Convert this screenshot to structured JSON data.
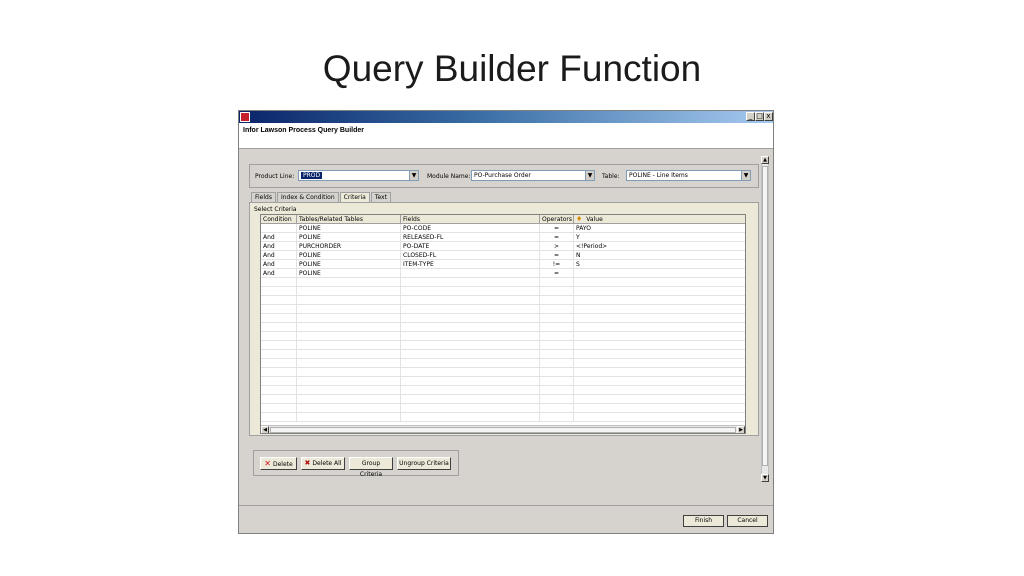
{
  "slide": {
    "title": "Query Builder Function"
  },
  "window": {
    "title": "Infor Lawson Process Query Builder",
    "controls": {
      "minimize": "_",
      "maximize": "□",
      "close": "x"
    }
  },
  "selectors": {
    "product_line": {
      "label": "Product Line:",
      "value": "PROD"
    },
    "module_name": {
      "label": "Module Name:",
      "value": "PO-Purchase Order"
    },
    "table": {
      "label": "Table:",
      "value": "POLINE - Line Items"
    }
  },
  "tabs": [
    {
      "label": "Fields"
    },
    {
      "label": "Index & Condition"
    },
    {
      "label": "Criteria",
      "active": true
    },
    {
      "label": "Text"
    }
  ],
  "criteria": {
    "group_label": "Select Criteria",
    "columns": [
      "Condition",
      "Tables/Related Tables",
      "Fields",
      "Operators",
      "Value"
    ],
    "rows": [
      {
        "condition": "",
        "table": "POLINE",
        "field": "PO-CODE",
        "operator": "=",
        "value": "PAYO"
      },
      {
        "condition": "And",
        "table": "POLINE",
        "field": "RELEASED-FL",
        "operator": "=",
        "value": "Y"
      },
      {
        "condition": "And",
        "table": "PURCHORDER",
        "field": "PO-DATE",
        "operator": ">",
        "value": "<!Period>"
      },
      {
        "condition": "And",
        "table": "POLINE",
        "field": "CLOSED-FL",
        "operator": "=",
        "value": "N"
      },
      {
        "condition": "And",
        "table": "POLINE",
        "field": "ITEM-TYPE",
        "operator": "!=",
        "value": "S"
      },
      {
        "condition": "And",
        "table": "POLINE",
        "field": "",
        "operator": "=",
        "value": ""
      }
    ]
  },
  "actions": {
    "delete": "Delete",
    "delete_all": "Delete All",
    "group_criteria": "Group Criteria",
    "ungroup_criteria": "Ungroup Criteria"
  },
  "footer": {
    "finish": "Finish",
    "cancel": "Cancel"
  },
  "icons": {
    "app": "app-logo-icon",
    "value_column": "key-icon",
    "delete": "x-icon",
    "delete_all": "delete-all-icon"
  },
  "colors": {
    "titlebar_start": "#0a246a",
    "titlebar_end": "#a6caf0",
    "selection": "#0a246a",
    "app_icon": "#c8202a"
  }
}
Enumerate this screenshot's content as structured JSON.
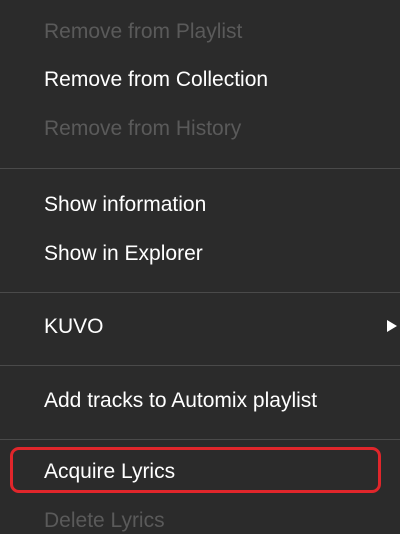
{
  "menu": {
    "items": [
      {
        "label": "Remove from Playlist",
        "enabled": false
      },
      {
        "label": "Remove from Collection",
        "enabled": true
      },
      {
        "label": "Remove from History",
        "enabled": false
      },
      {
        "label": "Show information",
        "enabled": true
      },
      {
        "label": "Show in Explorer",
        "enabled": true
      },
      {
        "label": "KUVO",
        "enabled": true,
        "has_submenu": true
      },
      {
        "label": "Add tracks to Automix playlist",
        "enabled": true
      },
      {
        "label": "Acquire Lyrics",
        "enabled": true,
        "highlighted": true
      },
      {
        "label": "Delete Lyrics",
        "enabled": false
      }
    ]
  },
  "colors": {
    "menu_background": "#2b2b2b",
    "enabled_text": "#ffffff",
    "disabled_text": "#5a5a5a",
    "divider": "#4a4a4a",
    "highlight_outline": "#e0262b"
  },
  "icons": {
    "submenu": "chevron-right-icon"
  }
}
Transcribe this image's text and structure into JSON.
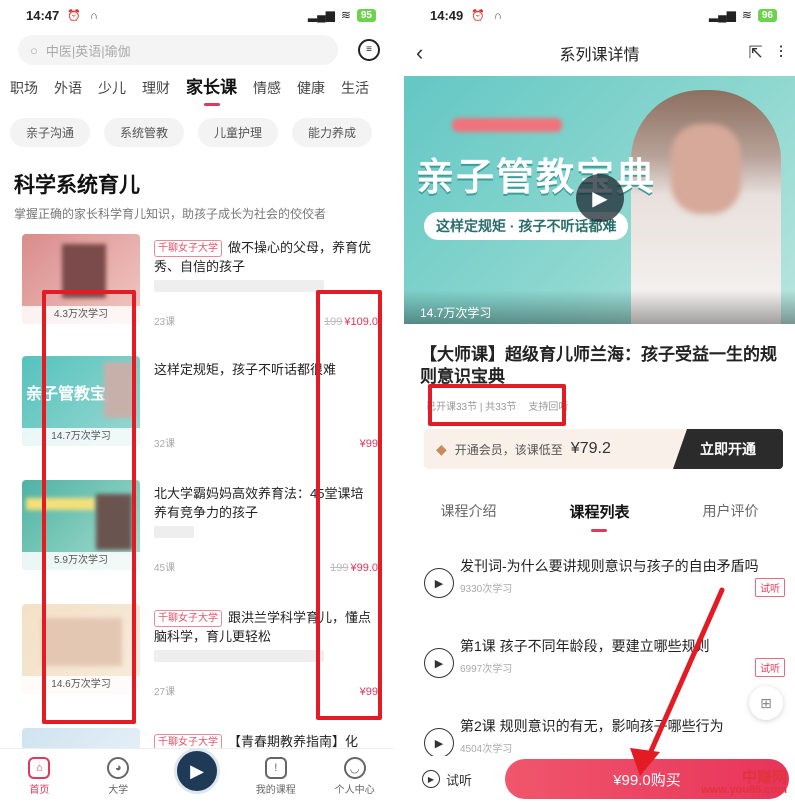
{
  "left": {
    "status": {
      "time": "14:47",
      "battery": "95"
    },
    "search": {
      "placeholder": "中医|英语|瑜伽"
    },
    "nav_tabs": [
      "职场",
      "外语",
      "少儿",
      "理财",
      "家长课",
      "情感",
      "健康",
      "生活"
    ],
    "active_tab": "家长课",
    "chips": [
      "亲子沟通",
      "系统管教",
      "儿童护理",
      "能力养成"
    ],
    "section": {
      "title": "科学系统育儿",
      "subtitle": "掌握正确的家长科学育儿知识，助孩子成长为社会的佼佼者"
    },
    "courses": [
      {
        "badge": "千聊女子大学",
        "title": "做不操心的父母，养育优秀、自信的孩子",
        "learners": "4.3万次学习",
        "lessons": "23课",
        "old_price": "199",
        "price": "¥109.0"
      },
      {
        "badge": "",
        "title": "这样定规矩，孩子不听话都很难",
        "learners": "14.7万次学习",
        "lessons": "32课",
        "old_price": "",
        "price": "¥99"
      },
      {
        "badge": "",
        "title": "北大学霸妈妈高效养育法：45堂课培养有竞争力的孩子",
        "learners": "5.9万次学习",
        "lessons": "45课",
        "old_price": "199",
        "price": "¥99.0"
      },
      {
        "badge": "千聊女子大学",
        "title": "跟洪兰学科学育儿，懂点脑科学，育儿更轻松",
        "learners": "14.6万次学习",
        "lessons": "27课",
        "old_price": "",
        "price": "¥99"
      },
      {
        "badge": "千聊女子大学",
        "title": "【青春期教养指南】化",
        "learners": "",
        "lessons": "",
        "old_price": "",
        "price": ""
      }
    ],
    "bottom_nav": [
      "首页",
      "大学",
      "",
      "我的课程",
      "个人中心"
    ]
  },
  "right": {
    "status": {
      "time": "14:49",
      "battery": "96"
    },
    "header": {
      "title": "系列课详情"
    },
    "banner": {
      "title": "亲子管教宝典",
      "slogan": "这样定规矩 · 孩子不听话都难",
      "learners": "14.7万次学习"
    },
    "course": {
      "title": "【大师课】超级育儿师兰海：孩子受益一生的规则意识宝典",
      "progress": "已开课33节 | 共33节",
      "replay": "支持回听"
    },
    "vip": {
      "text": "开通会员，该课低至",
      "price": "¥79.2",
      "button": "立即开通"
    },
    "tabs": [
      "课程介绍",
      "课程列表",
      "用户评价"
    ],
    "active_tab": "课程列表",
    "lessons": [
      {
        "title": "发刊词-为什么要讲规则意识与孩子的自由矛盾吗",
        "count": "9330次学习",
        "trial": "试听"
      },
      {
        "title": "第1课 孩子不同年龄段，要建立哪些规则",
        "count": "6997次学习",
        "trial": "试听"
      },
      {
        "title": "第2课 规则意识的有无，影响孩子哪些行为",
        "count": "4504次学习",
        "trial": ""
      }
    ],
    "bottom": {
      "try": "试听",
      "buy": "¥99.0购买"
    },
    "watermark": {
      "brand": "中赚网",
      "url": "www.you85.com"
    }
  },
  "colors": {
    "accent": "#e03a5a",
    "annotation": "#e21b24"
  }
}
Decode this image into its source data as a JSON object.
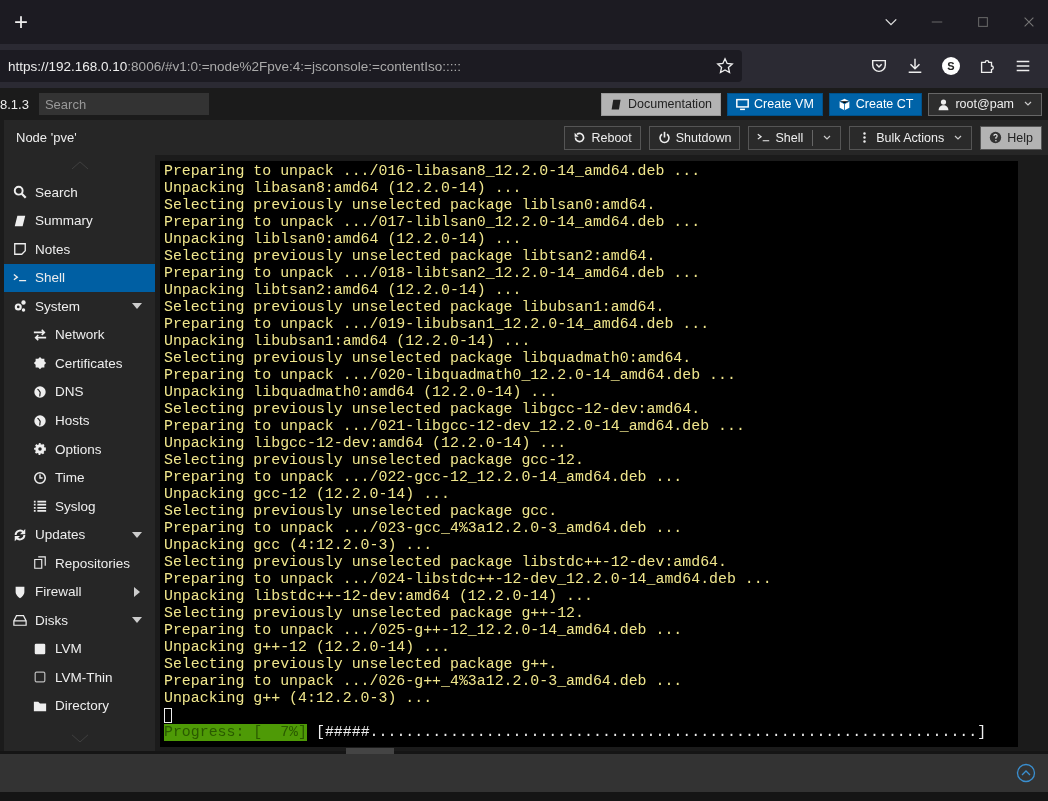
{
  "browser": {
    "new_tab": "+",
    "url_host": "https://192.168.0.10",
    "url_rest": ":8006/#v1:0:=node%2Fpve:4:=jsconsole:=contentIso:::::",
    "profile_initial": "S"
  },
  "header": {
    "version": "8.1.3",
    "search": {
      "placeholder": "Search"
    },
    "buttons": [
      {
        "label": "Documentation",
        "kind": "doc"
      },
      {
        "label": "Create VM",
        "kind": "vm"
      },
      {
        "label": "Create CT",
        "kind": "ct"
      }
    ],
    "user": "root@pam"
  },
  "panel": {
    "title": "Node 'pve'",
    "buttons": [
      {
        "label": "Reboot",
        "kind": "reboot"
      },
      {
        "label": "Shutdown",
        "kind": "power"
      },
      {
        "label": "Shell",
        "kind": "shell"
      },
      {
        "label": "Bulk Actions",
        "kind": "bulk"
      },
      {
        "label": "Help",
        "kind": "help"
      }
    ]
  },
  "sidebar": {
    "items": [
      {
        "label": "Search",
        "kind": "search",
        "selected": false
      },
      {
        "label": "Summary",
        "kind": "book",
        "selected": false
      },
      {
        "label": "Notes",
        "kind": "note",
        "selected": false
      },
      {
        "label": "Shell",
        "kind": "terminal",
        "selected": true
      },
      {
        "label": "System",
        "kind": "gears",
        "selected": false,
        "expanded": true,
        "children": [
          {
            "label": "Network",
            "kind": "arrows",
            "selected": false
          },
          {
            "label": "Certificates",
            "kind": "badge",
            "selected": false
          },
          {
            "label": "DNS",
            "kind": "globe",
            "selected": false
          },
          {
            "label": "Hosts",
            "kind": "globe",
            "selected": false
          },
          {
            "label": "Options",
            "kind": "gear",
            "selected": false
          },
          {
            "label": "Time",
            "kind": "clock",
            "selected": false
          },
          {
            "label": "Syslog",
            "kind": "list",
            "selected": false
          }
        ]
      },
      {
        "label": "Updates",
        "kind": "refresh",
        "selected": false,
        "expanded": true,
        "children": [
          {
            "label": "Repositories",
            "kind": "copy",
            "selected": false
          }
        ]
      },
      {
        "label": "Firewall",
        "kind": "shield",
        "selected": false,
        "expanded": false
      },
      {
        "label": "Disks",
        "kind": "drive",
        "selected": false,
        "expanded": true,
        "children": [
          {
            "label": "LVM",
            "kind": "square",
            "selected": false
          },
          {
            "label": "LVM-Thin",
            "kind": "square-outline",
            "selected": false
          },
          {
            "label": "Directory",
            "kind": "folder",
            "selected": false
          }
        ]
      }
    ]
  },
  "terminal": {
    "lines": [
      "Preparing to unpack .../016-libasan8_12.2.0-14_amd64.deb ...",
      "Unpacking libasan8:amd64 (12.2.0-14) ...",
      "Selecting previously unselected package liblsan0:amd64.",
      "Preparing to unpack .../017-liblsan0_12.2.0-14_amd64.deb ...",
      "Unpacking liblsan0:amd64 (12.2.0-14) ...",
      "Selecting previously unselected package libtsan2:amd64.",
      "Preparing to unpack .../018-libtsan2_12.2.0-14_amd64.deb ...",
      "Unpacking libtsan2:amd64 (12.2.0-14) ...",
      "Selecting previously unselected package libubsan1:amd64.",
      "Preparing to unpack .../019-libubsan1_12.2.0-14_amd64.deb ...",
      "Unpacking libubsan1:amd64 (12.2.0-14) ...",
      "Selecting previously unselected package libquadmath0:amd64.",
      "Preparing to unpack .../020-libquadmath0_12.2.0-14_amd64.deb ...",
      "Unpacking libquadmath0:amd64 (12.2.0-14) ...",
      "Selecting previously unselected package libgcc-12-dev:amd64.",
      "Preparing to unpack .../021-libgcc-12-dev_12.2.0-14_amd64.deb ...",
      "Unpacking libgcc-12-dev:amd64 (12.2.0-14) ...",
      "Selecting previously unselected package gcc-12.",
      "Preparing to unpack .../022-gcc-12_12.2.0-14_amd64.deb ...",
      "Unpacking gcc-12 (12.2.0-14) ...",
      "Selecting previously unselected package gcc.",
      "Preparing to unpack .../023-gcc_4%3a12.2.0-3_amd64.deb ...",
      "Unpacking gcc (4:12.2.0-3) ...",
      "Selecting previously unselected package libstdc++-12-dev:amd64.",
      "Preparing to unpack .../024-libstdc++-12-dev_12.2.0-14_amd64.deb ...",
      "Unpacking libstdc++-12-dev:amd64 (12.2.0-14) ...",
      "Selecting previously unselected package g++-12.",
      "Preparing to unpack .../025-g++-12_12.2.0-14_amd64.deb ...",
      "Unpacking g++-12 (12.2.0-14) ...",
      "Selecting previously unselected package g++.",
      "Preparing to unpack .../026-g++_4%3a12.2.0-3_amd64.deb ...",
      "Unpacking g++ (4:12.2.0-3) ..."
    ],
    "progress_label": "Progress: [  7%]",
    "progress_bar": "[#####....................................................................]"
  }
}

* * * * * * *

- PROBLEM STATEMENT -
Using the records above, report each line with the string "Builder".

- YOUR RESPONSE -
    "title": "Query Builder Function"
    "title": "Infor Lawson Process Query Builder",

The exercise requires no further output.